Dataset rows describing interfaces:
══════════
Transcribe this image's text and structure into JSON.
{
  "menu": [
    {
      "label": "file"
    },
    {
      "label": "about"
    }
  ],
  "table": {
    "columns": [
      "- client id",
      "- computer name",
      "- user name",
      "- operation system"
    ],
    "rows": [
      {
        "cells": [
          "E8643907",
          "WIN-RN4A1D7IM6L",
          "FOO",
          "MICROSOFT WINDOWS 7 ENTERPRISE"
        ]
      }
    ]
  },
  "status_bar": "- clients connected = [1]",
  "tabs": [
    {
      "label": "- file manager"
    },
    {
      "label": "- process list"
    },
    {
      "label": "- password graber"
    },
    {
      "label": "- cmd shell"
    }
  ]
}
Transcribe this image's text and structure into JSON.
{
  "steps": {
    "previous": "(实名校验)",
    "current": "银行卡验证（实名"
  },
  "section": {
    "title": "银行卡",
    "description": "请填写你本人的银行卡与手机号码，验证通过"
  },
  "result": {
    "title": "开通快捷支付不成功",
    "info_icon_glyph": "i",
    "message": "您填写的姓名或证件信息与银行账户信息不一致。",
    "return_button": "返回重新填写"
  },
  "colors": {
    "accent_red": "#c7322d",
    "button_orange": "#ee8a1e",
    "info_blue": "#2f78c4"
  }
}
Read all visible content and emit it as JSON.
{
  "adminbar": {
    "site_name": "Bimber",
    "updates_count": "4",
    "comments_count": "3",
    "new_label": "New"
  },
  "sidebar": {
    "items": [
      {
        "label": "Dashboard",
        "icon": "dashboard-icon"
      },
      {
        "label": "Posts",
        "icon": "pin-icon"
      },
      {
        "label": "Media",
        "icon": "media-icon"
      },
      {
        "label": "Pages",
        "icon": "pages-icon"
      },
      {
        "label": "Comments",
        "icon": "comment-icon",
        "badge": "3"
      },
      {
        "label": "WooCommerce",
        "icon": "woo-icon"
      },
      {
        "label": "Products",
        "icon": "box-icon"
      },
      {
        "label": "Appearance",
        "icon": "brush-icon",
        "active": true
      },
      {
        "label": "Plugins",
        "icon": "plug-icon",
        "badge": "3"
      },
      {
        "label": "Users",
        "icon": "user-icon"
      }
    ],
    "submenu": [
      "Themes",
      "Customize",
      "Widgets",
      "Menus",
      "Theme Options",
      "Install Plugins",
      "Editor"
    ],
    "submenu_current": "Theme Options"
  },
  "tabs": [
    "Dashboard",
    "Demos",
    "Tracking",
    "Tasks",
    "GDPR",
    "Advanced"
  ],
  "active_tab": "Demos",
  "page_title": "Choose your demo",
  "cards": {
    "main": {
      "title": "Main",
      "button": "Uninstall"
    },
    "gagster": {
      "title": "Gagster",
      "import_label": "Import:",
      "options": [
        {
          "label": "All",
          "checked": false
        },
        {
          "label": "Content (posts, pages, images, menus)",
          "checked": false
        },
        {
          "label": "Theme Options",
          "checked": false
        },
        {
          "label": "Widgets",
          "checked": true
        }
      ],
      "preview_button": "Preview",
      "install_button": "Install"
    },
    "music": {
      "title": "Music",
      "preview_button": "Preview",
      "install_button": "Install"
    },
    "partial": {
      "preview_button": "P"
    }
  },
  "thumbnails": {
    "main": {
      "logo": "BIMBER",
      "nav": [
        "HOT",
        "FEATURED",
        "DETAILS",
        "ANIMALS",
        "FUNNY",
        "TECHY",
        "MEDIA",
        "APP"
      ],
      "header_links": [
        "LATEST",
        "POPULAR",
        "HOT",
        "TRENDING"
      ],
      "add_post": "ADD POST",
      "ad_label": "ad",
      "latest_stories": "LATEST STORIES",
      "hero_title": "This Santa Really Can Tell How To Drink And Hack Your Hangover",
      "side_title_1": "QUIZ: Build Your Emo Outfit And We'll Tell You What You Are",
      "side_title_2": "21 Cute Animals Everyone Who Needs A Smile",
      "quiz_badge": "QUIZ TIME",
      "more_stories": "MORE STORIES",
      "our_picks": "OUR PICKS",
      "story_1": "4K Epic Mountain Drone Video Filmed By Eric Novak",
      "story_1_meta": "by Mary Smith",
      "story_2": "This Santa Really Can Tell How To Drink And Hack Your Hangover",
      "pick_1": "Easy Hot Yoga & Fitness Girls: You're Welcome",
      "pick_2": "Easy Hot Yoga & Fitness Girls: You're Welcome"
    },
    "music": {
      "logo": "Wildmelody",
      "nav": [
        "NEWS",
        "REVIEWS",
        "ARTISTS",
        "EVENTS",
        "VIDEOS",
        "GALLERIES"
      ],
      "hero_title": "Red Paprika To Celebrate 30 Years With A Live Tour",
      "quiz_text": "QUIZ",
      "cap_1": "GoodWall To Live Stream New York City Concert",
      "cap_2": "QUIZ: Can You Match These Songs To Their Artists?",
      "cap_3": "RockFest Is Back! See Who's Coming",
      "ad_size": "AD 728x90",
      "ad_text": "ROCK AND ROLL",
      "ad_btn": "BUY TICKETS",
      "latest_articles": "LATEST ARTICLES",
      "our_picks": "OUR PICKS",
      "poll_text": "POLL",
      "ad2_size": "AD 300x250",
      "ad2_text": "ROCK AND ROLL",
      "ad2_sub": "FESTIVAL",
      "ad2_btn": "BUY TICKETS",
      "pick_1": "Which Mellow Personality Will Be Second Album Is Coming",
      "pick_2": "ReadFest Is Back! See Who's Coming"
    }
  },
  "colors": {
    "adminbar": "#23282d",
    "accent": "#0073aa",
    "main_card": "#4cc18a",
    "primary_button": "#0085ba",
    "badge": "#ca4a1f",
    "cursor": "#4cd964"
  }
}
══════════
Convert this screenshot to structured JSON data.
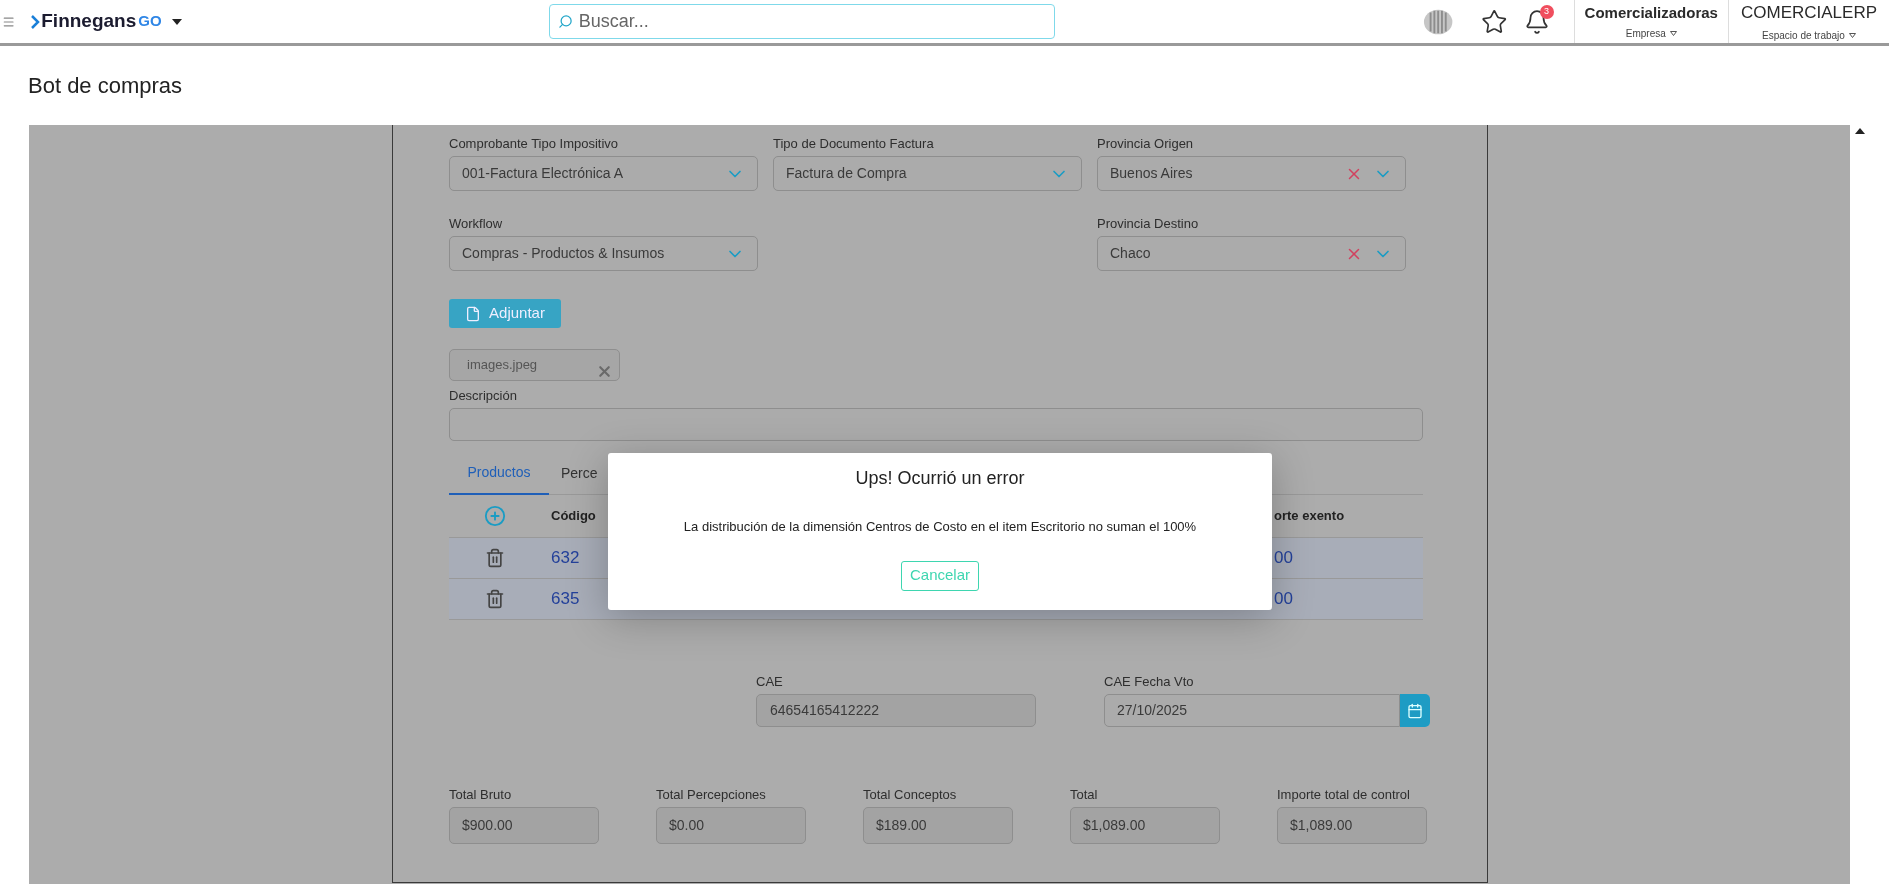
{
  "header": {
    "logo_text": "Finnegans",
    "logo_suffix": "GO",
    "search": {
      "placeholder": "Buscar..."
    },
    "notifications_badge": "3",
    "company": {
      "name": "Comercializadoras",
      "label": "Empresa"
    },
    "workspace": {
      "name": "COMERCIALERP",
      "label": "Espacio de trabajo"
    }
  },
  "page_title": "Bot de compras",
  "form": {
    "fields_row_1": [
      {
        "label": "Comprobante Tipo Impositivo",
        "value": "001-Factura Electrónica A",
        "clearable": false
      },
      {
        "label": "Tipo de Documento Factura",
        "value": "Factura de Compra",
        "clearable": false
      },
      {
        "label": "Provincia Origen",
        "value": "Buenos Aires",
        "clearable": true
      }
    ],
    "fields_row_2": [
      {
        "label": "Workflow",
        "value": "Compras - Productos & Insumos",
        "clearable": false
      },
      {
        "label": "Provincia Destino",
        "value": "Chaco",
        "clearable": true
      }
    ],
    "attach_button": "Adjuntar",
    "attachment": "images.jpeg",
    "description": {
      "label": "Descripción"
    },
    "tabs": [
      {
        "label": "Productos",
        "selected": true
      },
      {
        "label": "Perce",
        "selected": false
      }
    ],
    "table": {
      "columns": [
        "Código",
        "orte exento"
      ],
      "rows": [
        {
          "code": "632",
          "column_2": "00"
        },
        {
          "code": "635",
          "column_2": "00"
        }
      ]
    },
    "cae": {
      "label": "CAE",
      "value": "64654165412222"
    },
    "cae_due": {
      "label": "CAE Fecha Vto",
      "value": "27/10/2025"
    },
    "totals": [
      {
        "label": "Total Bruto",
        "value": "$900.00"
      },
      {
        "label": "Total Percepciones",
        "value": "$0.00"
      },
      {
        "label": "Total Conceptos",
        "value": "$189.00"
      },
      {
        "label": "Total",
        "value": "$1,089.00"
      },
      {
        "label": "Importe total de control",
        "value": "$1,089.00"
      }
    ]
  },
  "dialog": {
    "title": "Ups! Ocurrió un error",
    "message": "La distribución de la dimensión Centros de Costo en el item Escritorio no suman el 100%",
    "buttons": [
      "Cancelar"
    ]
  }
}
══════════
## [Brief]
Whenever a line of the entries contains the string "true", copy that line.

## [Response for this exercise]
        "active": true
          "checked": true
        "clearable": true
        "clearable": true
        "selected": true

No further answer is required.